Actions to Take : The SEC's changes may impact which executive officers are identified as the named executive officers for proxy disclosure purposes and may cause the list of NEOs to change more frequently from year to year. Companies need to assess the effect of grant date fair value reporting of equity awards on the determination of the list of NEOs. To avoid surprises, companies should consider creating, sooner rather than later, a pro forma summary compensation table that reflects the new method of valuing equity awards.

Fees Paid To Compensation Consultants And Potential Conflicts

New disclosures under Item 407(e) of Regulation S-K are required about fees paid to and services provided by compensation consultants and their affiliates if such consultants provide consulting services related to director or executive compensation and also provide other services to the company.

If either the board or compensation committee has engaged its own consultant to provide advice or recommendations on the amount or form of executive or director compensation and this consultant or its affiliate provided other services to the company in an amount in excess of $120,000 during the company's last fiscal year, the company is required to disclose:

• The aggregate fees paid for advising on the amount or form of executive and director compensation and the amount paid for all additional services;

• Whether the decision to engage the consultant or its affiliates for such additional services to the company was made by or recommended by management; and

• Whether the board or compensation committee approved the other services provided to the company.

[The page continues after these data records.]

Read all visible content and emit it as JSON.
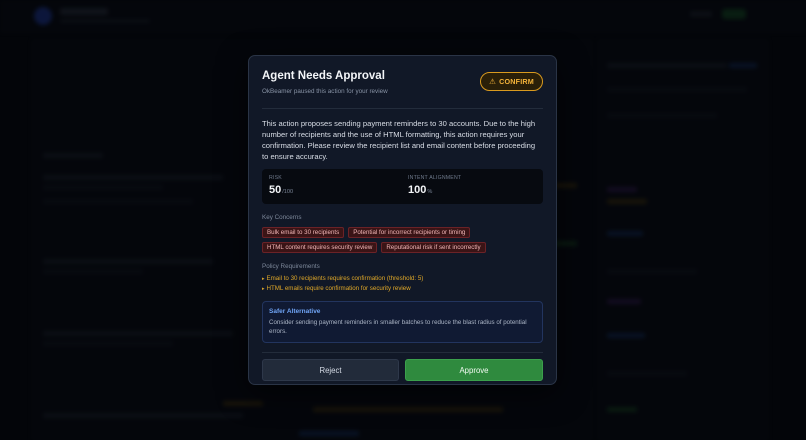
{
  "modal": {
    "title": "Agent Needs Approval",
    "subtitle": "OkBeamer paused this action for your review",
    "badge": {
      "icon": "warning-triangle-icon",
      "glyph": "⚠",
      "label": "CONFIRM",
      "color": "#f5b43a"
    },
    "description": "This action proposes sending payment reminders to 30 accounts. Due to the high number of recipients and the use of HTML formatting, this action requires your confirmation. Please review the recipient list and email content before proceeding to ensure accuracy.",
    "metrics": {
      "risk": {
        "label": "RISK",
        "value": "50",
        "unit": "/100"
      },
      "intent": {
        "label": "INTENT ALIGNMENT",
        "value": "100",
        "unit": "%"
      }
    },
    "key_concerns": {
      "label": "Key Concerns",
      "items": [
        "Bulk email to 30 recipients",
        "Potential for incorrect recipients or timing",
        "HTML content requires security review",
        "Reputational risk if sent incorrectly"
      ]
    },
    "policy": {
      "label": "Policy Requirements",
      "bullet": "▸",
      "items": [
        "Email to 30 recipients requires confirmation (threshold: 5)",
        "HTML emails require confirmation for security review"
      ]
    },
    "safer_alternative": {
      "title": "Safer Alternative",
      "text": "Consider sending payment reminders in smaller batches to reduce the blast radius of potential errors."
    },
    "buttons": {
      "reject": "Reject",
      "approve": "Approve"
    }
  },
  "colors": {
    "approve": "#2f8a3e",
    "warning": "#d99a1e",
    "concern": "#6b2227",
    "info": "#6fa4f5"
  }
}
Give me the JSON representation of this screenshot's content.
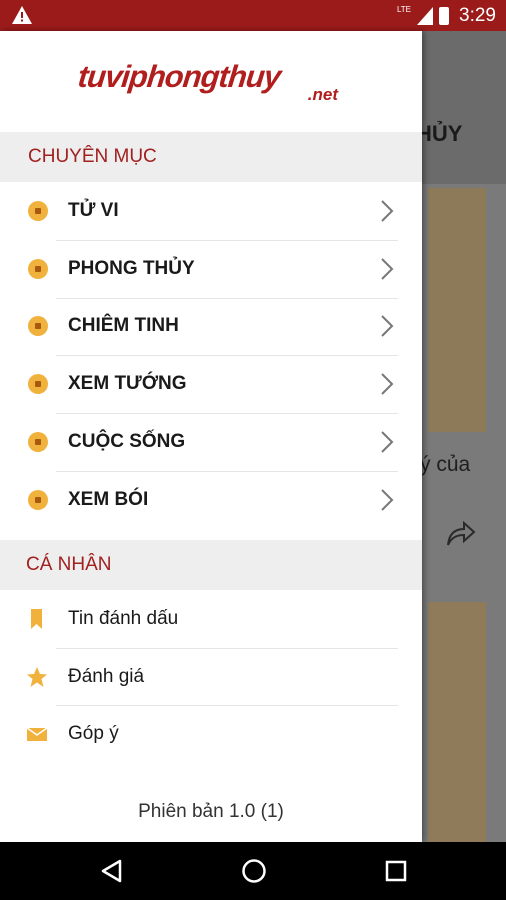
{
  "status_bar": {
    "network": "LTE",
    "time": "3:29"
  },
  "drawer": {
    "logo": {
      "main": "tuviphongthuy",
      "suffix": ".net"
    },
    "categories_header": "CHUYÊN MỤC",
    "categories": [
      {
        "label": "TỬ VI",
        "icon": "coin-icon"
      },
      {
        "label": "PHONG THỦY",
        "icon": "coin-icon"
      },
      {
        "label": "CHIÊM TINH",
        "icon": "coin-icon"
      },
      {
        "label": "XEM TƯỚNG",
        "icon": "coin-icon"
      },
      {
        "label": "CUỘC SỐNG",
        "icon": "coin-icon"
      },
      {
        "label": "XEM BÓI",
        "icon": "coin-icon"
      }
    ],
    "personal_header": "CÁ NHÂN",
    "personal": [
      {
        "label": "Tin đánh dấu",
        "icon": "bookmark-icon"
      },
      {
        "label": "Đánh giá",
        "icon": "star-icon"
      },
      {
        "label": "Góp ý",
        "icon": "mail-icon"
      }
    ],
    "version": "Phiên bản 1.0 (1)"
  },
  "background": {
    "toolbar_title_partial": "HỦY",
    "card_text_partial": "ý của"
  },
  "colors": {
    "brand": "#9b1b1b",
    "accent_gold": "#f0b23c",
    "section_text": "#a12020"
  }
}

If the board or compensation committee has not engaged its own compensation consultant, but a consultant provided executive compensation consulting services to the company that also provided other services to the company in an amount in excess of $120,000, the company is required to disclose the aggregate fees paid for advising on the amount or form of executive and director compensation and for all additional services. Disclosure for fees paid to other compensation consultants retained by the company is not required if the board has retained its own consultant that reports to the board. The SEC also adopted exceptions where (i) the compensation consultant's only role in determining the amount of executive compensation is in connection with consulting on broad-based plans that do not discriminate in favor of executive officers or directors, or (ii) the consultant's services are limited to providing non-customized information to the company such as surveys.1

Actions to Take: Companies should review the services provided by compensation consultants and the company's existing policies and practices regarding the retention of compensation consultants. Companies will need to update their disclosure controls and procedures for the forthcoming change. In any event, best practices dictate that the compensation committee be aware of and approve of all services to the company provided by consultants on whose advice they rely. 1 See also, our December 11, 2009 Briefing relating to pending House and Senate bills on compensation committees' retention of outside compensation consultants is available at files/upload/Weil_Briefing_Corp_Gov_2009_Dec_14_.pdf.

Howard Dicker, Cathy Dixon, Holly Gregory, P.J. Himelfarb, Robert Messineo and Ellen Odoner are all Partners in Weil Gotshal's Public Company Advisory Group.